++++ WORKING DATA ++++

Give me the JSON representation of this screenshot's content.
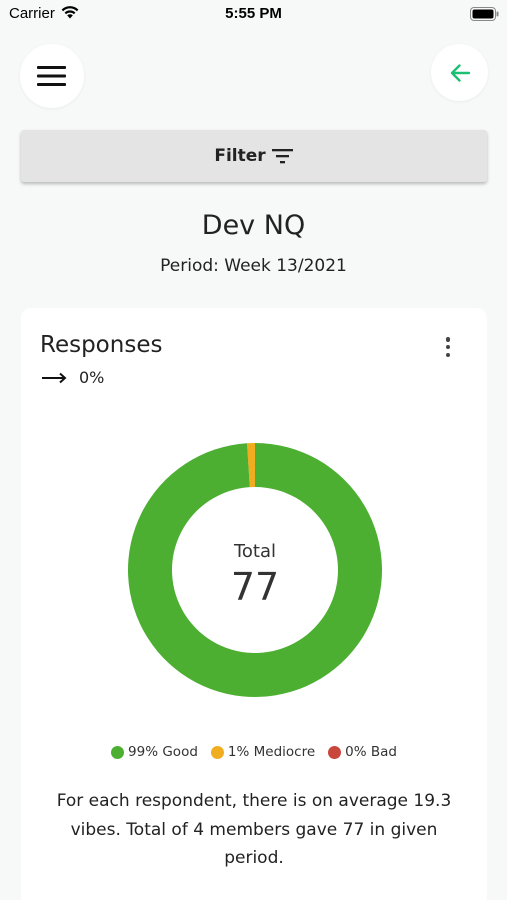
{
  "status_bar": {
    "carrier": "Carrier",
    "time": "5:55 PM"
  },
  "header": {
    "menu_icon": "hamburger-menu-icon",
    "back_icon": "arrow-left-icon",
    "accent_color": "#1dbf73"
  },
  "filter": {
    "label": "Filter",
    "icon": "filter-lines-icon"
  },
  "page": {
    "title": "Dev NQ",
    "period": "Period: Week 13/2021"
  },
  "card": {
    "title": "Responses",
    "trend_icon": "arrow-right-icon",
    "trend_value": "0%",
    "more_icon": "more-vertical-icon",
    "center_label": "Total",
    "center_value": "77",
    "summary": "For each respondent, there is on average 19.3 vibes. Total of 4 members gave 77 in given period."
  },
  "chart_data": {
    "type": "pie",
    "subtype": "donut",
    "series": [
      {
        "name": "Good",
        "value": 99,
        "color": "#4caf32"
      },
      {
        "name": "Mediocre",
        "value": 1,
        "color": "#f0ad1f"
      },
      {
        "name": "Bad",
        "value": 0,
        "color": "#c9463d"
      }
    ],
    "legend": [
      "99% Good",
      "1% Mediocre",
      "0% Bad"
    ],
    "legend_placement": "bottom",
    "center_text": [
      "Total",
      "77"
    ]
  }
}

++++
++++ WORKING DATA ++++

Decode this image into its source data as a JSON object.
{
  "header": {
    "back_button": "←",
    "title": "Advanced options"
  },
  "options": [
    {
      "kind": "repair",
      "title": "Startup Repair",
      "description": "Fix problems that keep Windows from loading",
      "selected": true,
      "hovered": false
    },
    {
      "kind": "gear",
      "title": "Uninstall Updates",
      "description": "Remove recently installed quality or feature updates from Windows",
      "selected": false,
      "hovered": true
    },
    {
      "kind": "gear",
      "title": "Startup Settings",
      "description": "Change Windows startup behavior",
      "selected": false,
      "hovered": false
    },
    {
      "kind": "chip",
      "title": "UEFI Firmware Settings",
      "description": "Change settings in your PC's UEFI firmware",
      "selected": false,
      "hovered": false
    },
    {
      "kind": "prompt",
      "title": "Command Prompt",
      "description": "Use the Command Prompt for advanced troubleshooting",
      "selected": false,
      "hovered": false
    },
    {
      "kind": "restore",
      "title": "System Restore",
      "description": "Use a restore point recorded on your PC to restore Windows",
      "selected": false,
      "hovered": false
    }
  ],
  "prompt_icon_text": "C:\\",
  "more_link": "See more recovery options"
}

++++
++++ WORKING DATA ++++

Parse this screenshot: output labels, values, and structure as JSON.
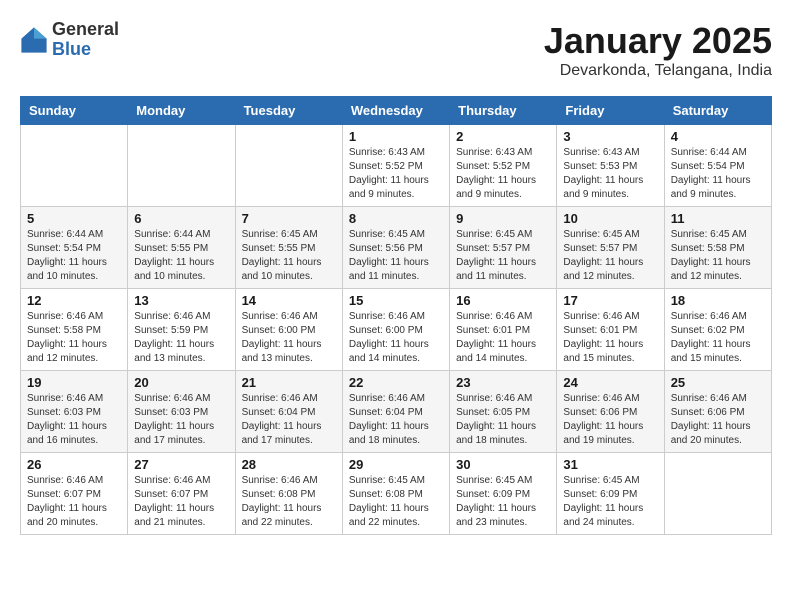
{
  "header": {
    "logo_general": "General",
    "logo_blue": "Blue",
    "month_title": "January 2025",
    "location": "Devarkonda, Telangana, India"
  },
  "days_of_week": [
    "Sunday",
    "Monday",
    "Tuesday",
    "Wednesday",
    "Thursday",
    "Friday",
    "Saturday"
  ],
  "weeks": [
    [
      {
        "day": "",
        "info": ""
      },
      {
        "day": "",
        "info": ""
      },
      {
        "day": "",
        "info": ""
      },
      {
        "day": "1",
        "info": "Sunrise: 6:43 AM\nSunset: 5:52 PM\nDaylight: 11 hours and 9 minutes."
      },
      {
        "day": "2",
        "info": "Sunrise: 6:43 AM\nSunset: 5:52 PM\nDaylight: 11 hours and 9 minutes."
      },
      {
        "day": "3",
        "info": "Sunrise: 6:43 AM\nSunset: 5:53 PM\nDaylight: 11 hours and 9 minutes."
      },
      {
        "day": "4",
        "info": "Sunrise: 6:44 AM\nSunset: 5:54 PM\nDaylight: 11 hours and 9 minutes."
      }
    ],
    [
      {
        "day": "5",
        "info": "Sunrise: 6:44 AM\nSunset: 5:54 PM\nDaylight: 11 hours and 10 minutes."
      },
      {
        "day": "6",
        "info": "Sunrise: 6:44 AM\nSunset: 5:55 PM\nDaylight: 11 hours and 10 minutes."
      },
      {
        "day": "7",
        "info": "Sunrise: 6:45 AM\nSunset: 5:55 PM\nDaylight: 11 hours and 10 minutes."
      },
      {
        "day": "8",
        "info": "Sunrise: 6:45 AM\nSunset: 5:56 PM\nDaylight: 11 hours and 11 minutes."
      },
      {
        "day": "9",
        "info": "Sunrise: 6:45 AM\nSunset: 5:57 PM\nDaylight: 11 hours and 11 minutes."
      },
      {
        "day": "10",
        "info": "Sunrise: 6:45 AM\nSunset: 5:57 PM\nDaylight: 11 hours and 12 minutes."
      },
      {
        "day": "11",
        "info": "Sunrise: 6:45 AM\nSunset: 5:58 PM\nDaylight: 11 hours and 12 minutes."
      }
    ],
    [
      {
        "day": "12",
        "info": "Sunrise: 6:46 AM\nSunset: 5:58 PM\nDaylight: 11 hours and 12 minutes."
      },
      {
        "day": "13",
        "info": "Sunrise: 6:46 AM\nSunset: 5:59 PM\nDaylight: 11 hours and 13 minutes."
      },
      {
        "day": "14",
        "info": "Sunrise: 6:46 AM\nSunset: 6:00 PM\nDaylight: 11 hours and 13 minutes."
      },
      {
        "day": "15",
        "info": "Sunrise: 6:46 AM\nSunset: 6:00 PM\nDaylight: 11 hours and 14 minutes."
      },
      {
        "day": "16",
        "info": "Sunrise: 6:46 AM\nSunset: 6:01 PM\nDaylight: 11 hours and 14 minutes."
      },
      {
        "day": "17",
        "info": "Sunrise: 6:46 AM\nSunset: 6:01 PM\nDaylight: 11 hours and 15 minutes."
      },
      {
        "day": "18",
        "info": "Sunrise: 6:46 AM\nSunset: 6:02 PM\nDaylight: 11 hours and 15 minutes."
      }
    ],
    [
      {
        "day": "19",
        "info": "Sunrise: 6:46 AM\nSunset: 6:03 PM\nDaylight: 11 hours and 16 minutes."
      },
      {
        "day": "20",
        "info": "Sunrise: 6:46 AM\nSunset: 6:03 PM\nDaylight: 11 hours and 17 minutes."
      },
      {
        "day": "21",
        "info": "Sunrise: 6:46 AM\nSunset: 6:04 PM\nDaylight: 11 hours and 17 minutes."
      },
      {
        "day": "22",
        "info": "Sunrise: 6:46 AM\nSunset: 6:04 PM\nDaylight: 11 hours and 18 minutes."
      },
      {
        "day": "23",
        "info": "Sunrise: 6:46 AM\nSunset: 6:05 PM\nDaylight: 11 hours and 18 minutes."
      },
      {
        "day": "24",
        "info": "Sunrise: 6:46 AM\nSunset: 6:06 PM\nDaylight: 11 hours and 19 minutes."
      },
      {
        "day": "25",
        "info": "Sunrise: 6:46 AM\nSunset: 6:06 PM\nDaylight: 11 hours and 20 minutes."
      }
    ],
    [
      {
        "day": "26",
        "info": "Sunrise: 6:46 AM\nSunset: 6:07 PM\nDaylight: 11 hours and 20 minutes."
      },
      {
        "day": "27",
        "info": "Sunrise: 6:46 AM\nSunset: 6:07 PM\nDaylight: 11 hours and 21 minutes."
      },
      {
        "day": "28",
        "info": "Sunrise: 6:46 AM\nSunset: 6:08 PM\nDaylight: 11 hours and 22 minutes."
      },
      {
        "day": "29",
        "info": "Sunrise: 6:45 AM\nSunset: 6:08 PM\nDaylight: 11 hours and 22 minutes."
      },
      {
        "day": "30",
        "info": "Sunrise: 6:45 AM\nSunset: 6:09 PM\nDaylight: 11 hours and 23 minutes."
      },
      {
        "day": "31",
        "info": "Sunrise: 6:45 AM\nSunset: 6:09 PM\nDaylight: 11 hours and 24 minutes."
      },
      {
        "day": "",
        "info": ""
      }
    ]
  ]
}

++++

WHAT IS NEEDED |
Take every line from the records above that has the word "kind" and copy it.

TASK OUTPUT |
      "kind": "repair",
      "kind": "gear",
      "kind": "gear",
      "kind": "chip",
      "kind": "prompt",
      "kind": "restore",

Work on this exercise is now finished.